Problem details
Apart from the pictures, every entry below must be given again exactly.

Records for processing
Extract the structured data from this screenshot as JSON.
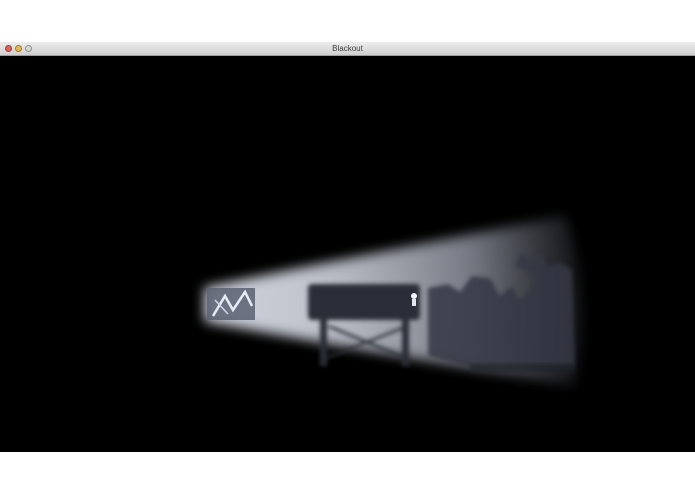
{
  "window": {
    "title": "Blackout"
  },
  "icons": {
    "close": "close-button",
    "minimize": "minimize-button",
    "zoom": "zoom-button"
  },
  "colors": {
    "titlebar_top": "#ededed",
    "titlebar_bottom": "#cfcfcf",
    "scene_background": "#000000",
    "light_beam": "#b9c1d2",
    "silhouette": "#2a2d36"
  }
}
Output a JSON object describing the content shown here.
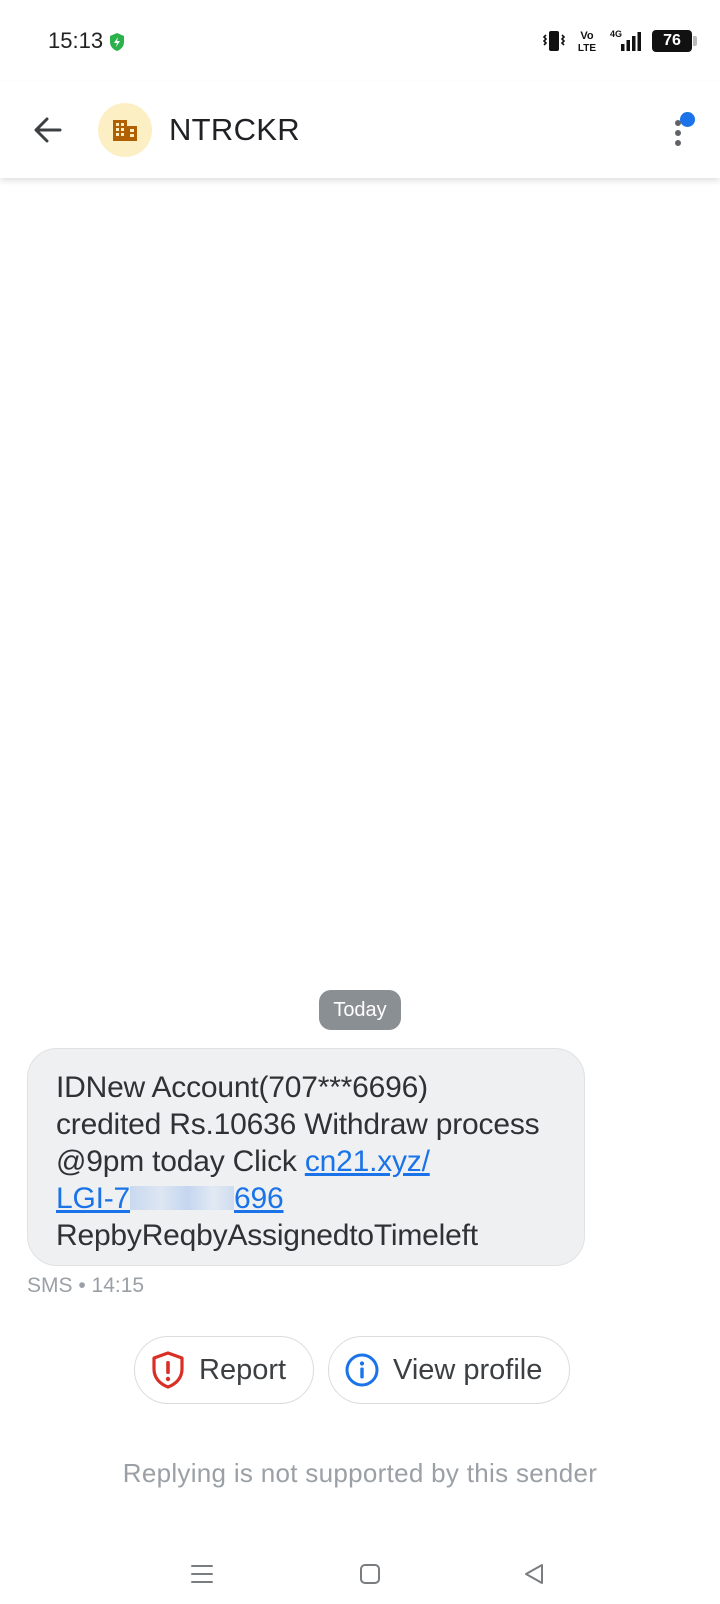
{
  "status_bar": {
    "time": "15:13",
    "battery": "76",
    "icons": [
      "shield-icon",
      "vibrate-icon",
      "volte-icon",
      "4g-signal-icon",
      "battery-icon"
    ]
  },
  "header": {
    "sender_name": "NTRCKR",
    "avatar_icon": "building-icon",
    "back_icon": "arrow-left-icon",
    "more_icon": "more-vert-icon"
  },
  "conversation": {
    "date_chip": "Today",
    "message": {
      "line1": "IDNew Account(707***6696)",
      "line2": "credited Rs.10636 Withdraw process",
      "line3_text": "@9pm today Click ",
      "link_part1": "cn21.xyz/",
      "link_part2_start": "LGI-7",
      "link_part2_end": "696",
      "line5": "RepbyReqbyAssignedtoTimeleft"
    },
    "meta": "SMS • 14:15"
  },
  "actions": {
    "report_label": "Report",
    "view_profile_label": "View profile"
  },
  "reply_note": "Replying is not supported by this sender",
  "colors": {
    "accent": "#1a73e8",
    "report_red": "#d93025",
    "avatar_bg": "#fdefc4",
    "avatar_icon": "#b06000",
    "bubble_bg": "#eff0f1",
    "date_chip_bg": "#8a8f94"
  },
  "nav": {
    "icons": [
      "recents-icon",
      "home-icon",
      "back-triangle-icon"
    ]
  }
}
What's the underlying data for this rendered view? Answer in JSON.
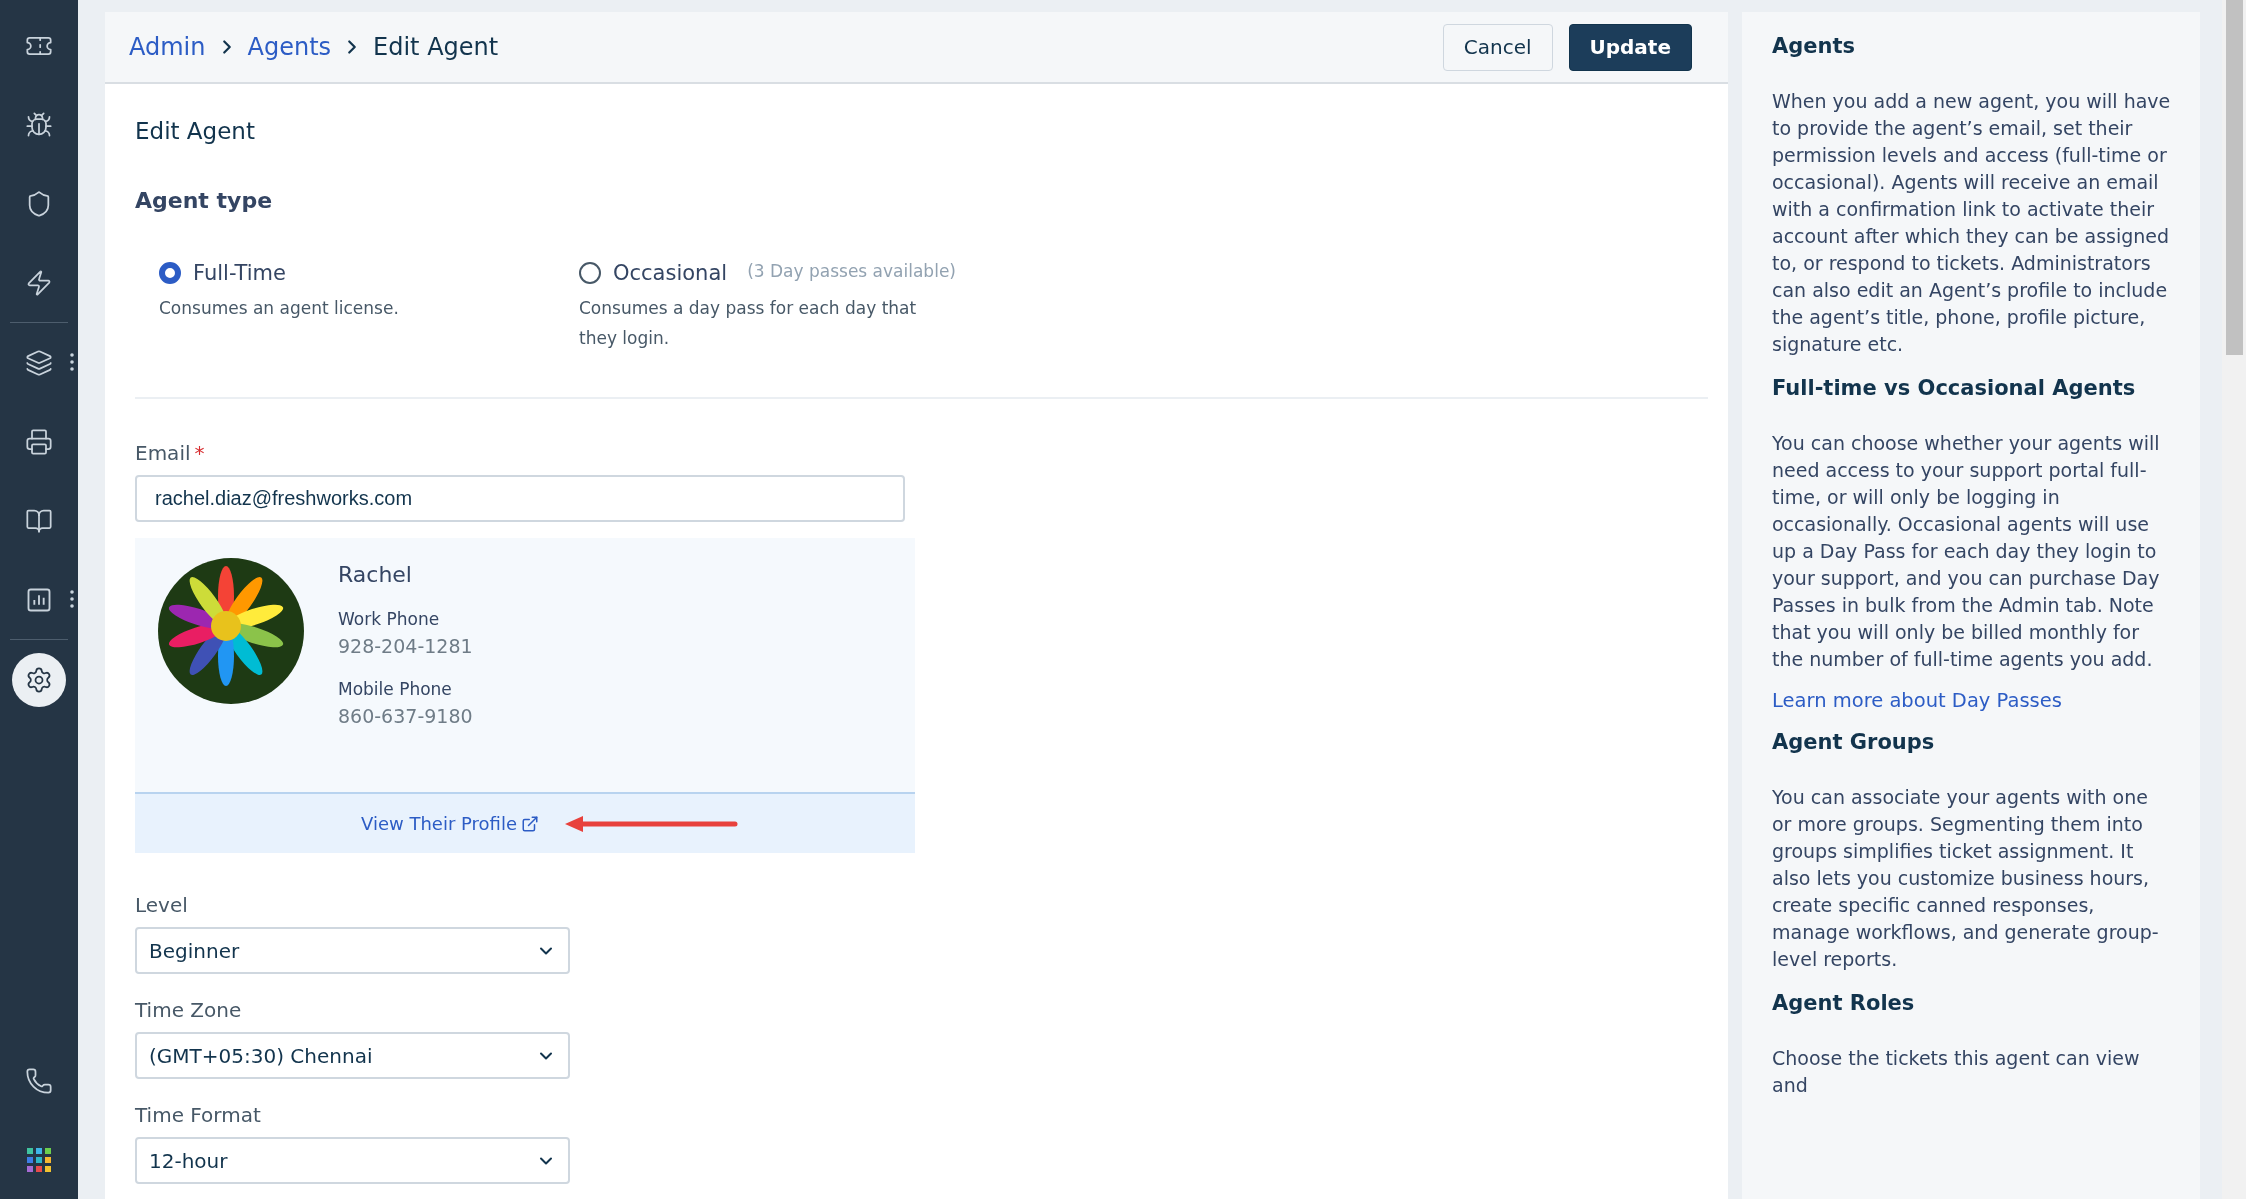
{
  "sidebar": {
    "items": [
      {
        "selected": false,
        "more": false
      },
      {
        "selected": false,
        "more": false
      },
      {
        "selected": false,
        "more": false
      },
      {
        "selected": false,
        "more": false
      },
      {
        "selected": false,
        "more": true
      },
      {
        "selected": false,
        "more": false
      },
      {
        "selected": false,
        "more": false
      },
      {
        "selected": false,
        "more": true
      },
      {
        "selected": true,
        "more": false
      }
    ]
  },
  "breadcrumb": [
    {
      "label": "Admin",
      "kind": "link"
    },
    {
      "label": "Agents",
      "kind": "link"
    },
    {
      "label": "Edit Agent",
      "kind": "current"
    }
  ],
  "actions": [
    {
      "label": "Cancel",
      "kind": "secondary"
    },
    {
      "label": "Update",
      "kind": "primary"
    }
  ],
  "form": {
    "title": "Edit Agent",
    "agent_type": {
      "label": "Agent type",
      "options": [
        {
          "label": "Full-Time",
          "description": "Consumes an agent license.",
          "selected": true
        },
        {
          "label": "Occasional",
          "hint": "(3 Day passes available)",
          "description": "Consumes a day pass for each day that they login.",
          "selected": false
        }
      ]
    },
    "email": {
      "label": "Email",
      "required_mark": "*",
      "value": "rachel.diaz@freshworks.com"
    },
    "profile": {
      "name": "Rachel",
      "fields": [
        {
          "label": "Work Phone",
          "value": "928-204-1281"
        },
        {
          "label": "Mobile Phone",
          "value": "860-637-9180"
        }
      ],
      "link": "View Their Profile"
    },
    "selects": [
      {
        "label": "Level",
        "value": "Beginner"
      },
      {
        "label": "Time Zone",
        "value": "(GMT+05:30) Chennai"
      },
      {
        "label": "Time Format",
        "value": "12-hour"
      }
    ]
  },
  "help": {
    "sections": [
      {
        "heading": "Agents",
        "text": "When you add a new agent, you will have to provide the agent’s email, set their permission levels and access (full-time or occasional). Agents will receive an email with a confirmation link to activate their account after which they can be assigned to, or respond to tickets. Administrators can also edit an Agent’s profile to include the agent’s title, phone, profile picture, signature etc."
      },
      {
        "heading": "Full-time vs Occasional Agents",
        "text": "You can choose whether your agents will need access to your support portal full-time, or will only be logging in occasionally. Occasional agents will use up a Day Pass for each day they login to your support, and you can purchase Day Passes in bulk from the Admin tab. Note that you will only be billed monthly for the number of full-time agents you add.",
        "link": "Learn more about Day Passes"
      },
      {
        "heading": "Agent Groups",
        "text": "You can associate your agents with one or more groups. Segmenting them into groups simplifies ticket assignment. It also lets you customize business hours, create specific canned responses, manage workflows, and generate group-level reports."
      },
      {
        "heading": "Agent Roles",
        "text": "Choose the tickets this agent can view and"
      }
    ]
  }
}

Answer box
Extract the structured data from this screenshot as JSON.
{
  "window": {
    "title": "Blackout"
  },
  "icons": {
    "close": "close-button",
    "minimize": "minimize-button",
    "zoom": "zoom-button"
  },
  "colors": {
    "titlebar_top": "#ededed",
    "titlebar_bottom": "#cfcfcf",
    "scene_background": "#000000",
    "light_beam": "#b9c1d2",
    "silhouette": "#2a2d36"
  }
}
Output a JSON object describing the content shown here.
{
  "status_bar": {
    "time": "15:13",
    "battery": "76",
    "icons": [
      "shield-icon",
      "vibrate-icon",
      "volte-icon",
      "4g-signal-icon",
      "battery-icon"
    ]
  },
  "header": {
    "sender_name": "NTRCKR",
    "avatar_icon": "building-icon",
    "back_icon": "arrow-left-icon",
    "more_icon": "more-vert-icon"
  },
  "conversation": {
    "date_chip": "Today",
    "message": {
      "line1": "IDNew Account(707***6696)",
      "line2": "credited Rs.10636 Withdraw process",
      "line3_text": "@9pm today Click ",
      "link_part1": "cn21.xyz/",
      "link_part2_start": "LGI-7",
      "link_part2_end": "696",
      "line5": "RepbyReqbyAssignedtoTimeleft"
    },
    "meta": "SMS • 14:15"
  },
  "actions": {
    "report_label": "Report",
    "view_profile_label": "View profile"
  },
  "reply_note": "Replying is not supported by this sender",
  "colors": {
    "accent": "#1a73e8",
    "report_red": "#d93025",
    "avatar_bg": "#fdefc4",
    "avatar_icon": "#b06000",
    "bubble_bg": "#eff0f1",
    "date_chip_bg": "#8a8f94"
  },
  "nav": {
    "icons": [
      "recents-icon",
      "home-icon",
      "back-triangle-icon"
    ]
  }
}
What's the underlying data for this rendered view? Answer in JSON.
{
  "sidebar": {
    "items": [
      {
        "selected": false,
        "more": false
      },
      {
        "selected": false,
        "more": false
      },
      {
        "selected": false,
        "more": false
      },
      {
        "selected": false,
        "more": false
      },
      {
        "selected": false,
        "more": true
      },
      {
        "selected": false,
        "more": false
      },
      {
        "selected": false,
        "more": false
      },
      {
        "selected": false,
        "more": true
      },
      {
        "selected": true,
        "more": false
      }
    ]
  },
  "breadcrumb": [
    {
      "label": "Admin",
      "kind": "link"
    },
    {
      "label": "Agents",
      "kind": "link"
    },
    {
      "label": "Edit Agent",
      "kind": "current"
    }
  ],
  "actions": [
    {
      "label": "Cancel",
      "kind": "secondary"
    },
    {
      "label": "Update",
      "kind": "primary"
    }
  ],
  "form": {
    "title": "Edit Agent",
    "agent_type": {
      "label": "Agent type",
      "options": [
        {
          "label": "Full-Time",
          "description": "Consumes an agent license.",
          "selected": true
        },
        {
          "label": "Occasional",
          "hint": "(3 Day passes available)",
          "description": "Consumes a day pass for each day that they login.",
          "selected": false
        }
      ]
    },
    "email": {
      "label": "Email",
      "required_mark": "*",
      "value": "rachel.diaz@freshworks.com"
    },
    "profile": {
      "name": "Rachel",
      "fields": [
        {
          "label": "Work Phone",
          "value": "928-204-1281"
        },
        {
          "label": "Mobile Phone",
          "value": "860-637-9180"
        }
      ],
      "link": "View Their Profile"
    },
    "selects": [
      {
        "label": "Level",
        "value": "Beginner"
      },
      {
        "label": "Time Zone",
        "value": "(GMT+05:30) Chennai"
      },
      {
        "label": "Time Format",
        "value": "12-hour"
      }
    ]
  },
  "help": {
    "sections": [
      {
        "heading": "Agents",
        "text": "When you add a new agent, you will have to provide the agent’s email, set their permission levels and access (full-time or occasional). Agents will receive an email with a confirmation link to activate their account after which they can be assigned to, or respond to tickets. Administrators can also edit an Agent’s profile to include the agent’s title, phone, profile picture, signature etc."
      },
      {
        "heading": "Full-time vs Occasional Agents",
        "text": "You can choose whether your agents will need access to your support portal full-time, or will only be logging in occasionally. Occasional agents will use up a Day Pass for each day they login to your support, and you can purchase Day Passes in bulk from the Admin tab. Note that you will only be billed monthly for the number of full-time agents you add.",
        "link": "Learn more about Day Passes"
      },
      {
        "heading": "Agent Groups",
        "text": "You can associate your agents with one or more groups. Segmenting them into groups simplifies ticket assignment. It also lets you customize business hours, create specific canned responses, manage workflows, and generate group-level reports."
      },
      {
        "heading": "Agent Roles",
        "text": "Choose the tickets this agent can view and"
      }
    ]
  }
}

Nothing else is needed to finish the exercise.